It isn't true that convicts live like animals: animals have more room to move around.
A man will be imprisoned in a room with a door that's unlocked and opens inwards, as long as it does not occur to him to pull rather than push.
Forgiveness, that noblest of all self-denial, is a virtue which he alone who can practise in himself can willingly believe in another.
Overlook our deeds, since you know that crime was absent from our inclination.
The uneven impact of actual enforcement measures tends to mirror and reinforce more general patterns of discrimination (along socioeconomic, racial and ethnic, sexual, and perhaps generational lines) within the society. As a consequence, such enforcement (ineffective as it may be in producing conformity) almost certainly reinforces feelings of alienation already prevalent within major segments of the population.
Nor cell, nor chain, nor dungeon speaks to the murderer like the voice of solitude.
Our task must be to free ourselves from this prison by widening our circles of compassion to embrace all living creatures and the whole of nature in its beauty.
Crimes lead one into another; they who are capable of being forgers are capable of being incendiaries.
To make punishments efficacious, two things are necessary. They must never be disproportioned to the offence, and they must be certain.

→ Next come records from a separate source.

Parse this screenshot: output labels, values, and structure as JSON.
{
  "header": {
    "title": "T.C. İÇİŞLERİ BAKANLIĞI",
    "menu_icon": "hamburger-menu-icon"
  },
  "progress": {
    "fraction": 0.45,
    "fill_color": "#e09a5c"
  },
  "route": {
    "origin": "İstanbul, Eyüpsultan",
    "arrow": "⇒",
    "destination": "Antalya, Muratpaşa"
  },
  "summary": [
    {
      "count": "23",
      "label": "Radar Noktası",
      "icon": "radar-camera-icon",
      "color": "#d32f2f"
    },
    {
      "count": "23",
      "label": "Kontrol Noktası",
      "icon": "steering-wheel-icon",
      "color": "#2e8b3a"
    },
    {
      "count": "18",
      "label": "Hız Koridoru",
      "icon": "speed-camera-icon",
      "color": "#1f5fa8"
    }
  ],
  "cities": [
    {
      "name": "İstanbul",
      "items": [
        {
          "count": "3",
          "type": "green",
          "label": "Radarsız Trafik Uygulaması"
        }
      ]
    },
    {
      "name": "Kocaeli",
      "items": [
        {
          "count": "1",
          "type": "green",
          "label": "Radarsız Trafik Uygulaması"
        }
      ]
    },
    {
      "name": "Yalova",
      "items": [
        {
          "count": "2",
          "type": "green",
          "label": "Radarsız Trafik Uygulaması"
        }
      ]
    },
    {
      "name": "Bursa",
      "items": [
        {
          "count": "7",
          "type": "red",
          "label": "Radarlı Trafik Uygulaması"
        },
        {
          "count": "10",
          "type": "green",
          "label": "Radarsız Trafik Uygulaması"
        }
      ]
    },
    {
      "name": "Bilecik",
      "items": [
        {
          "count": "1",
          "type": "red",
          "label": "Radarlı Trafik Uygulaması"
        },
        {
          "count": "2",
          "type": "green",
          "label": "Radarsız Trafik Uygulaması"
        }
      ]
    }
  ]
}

If you want total security, go to prison. There you’re fed, clothed, given medical care and so on. The only thing lacking…is freedom.
The torment of human frustration, whatever its immediate cause, is the knowledge that the self is in prison, its vital force and 'mangled mind' leaking away in lonely, wasteful self-conflict.
We don't seem to be able to check crime, so why not legalize it and then tax it out of business.
Whatever you think of de Sade, he was a complex figure and we should not look for easy answers with him. He was, strangely perhaps, against the death penalty, and he was never put in prison for murders or anything like that.
Those magistrates who can prevent crime, and do not, in effect encourage it.
The reformative effect of punishment is a belief that dies hard, chiefly I think, because it is so satisfying to our sadistic impulses.
He was a first-time nonviolent possible offender, ... And under the mandatory minimums, he was put in prison for 15 years. Not only does the punishment not fit the crime, but the mandatory minimums don't give judges any discretion to look at the background of the case, to read into the specifics of the case. I don't know a judge who really is in favor of the mandatory minimums.
Injustice anywhere is a threat to justice everywhere. We are caught in an inescapable network of mutuality, tied in a single garment of destiny. Whatever affects one directly, affects all indirectly.
It is the deed that teaches, not the name we give it. Murder and capital punishment are not opposites that cancel one another, but similars that breed their own kind.
Prisons don't rehabilitate, they don't punish, they don't protect, so what the hell do they do?
The idea that the sole aim of punishment is to prevent crime is obviously grounded upon the theory that crime can be prevented, which is almost as dubious as the notion that poverty can be prevented.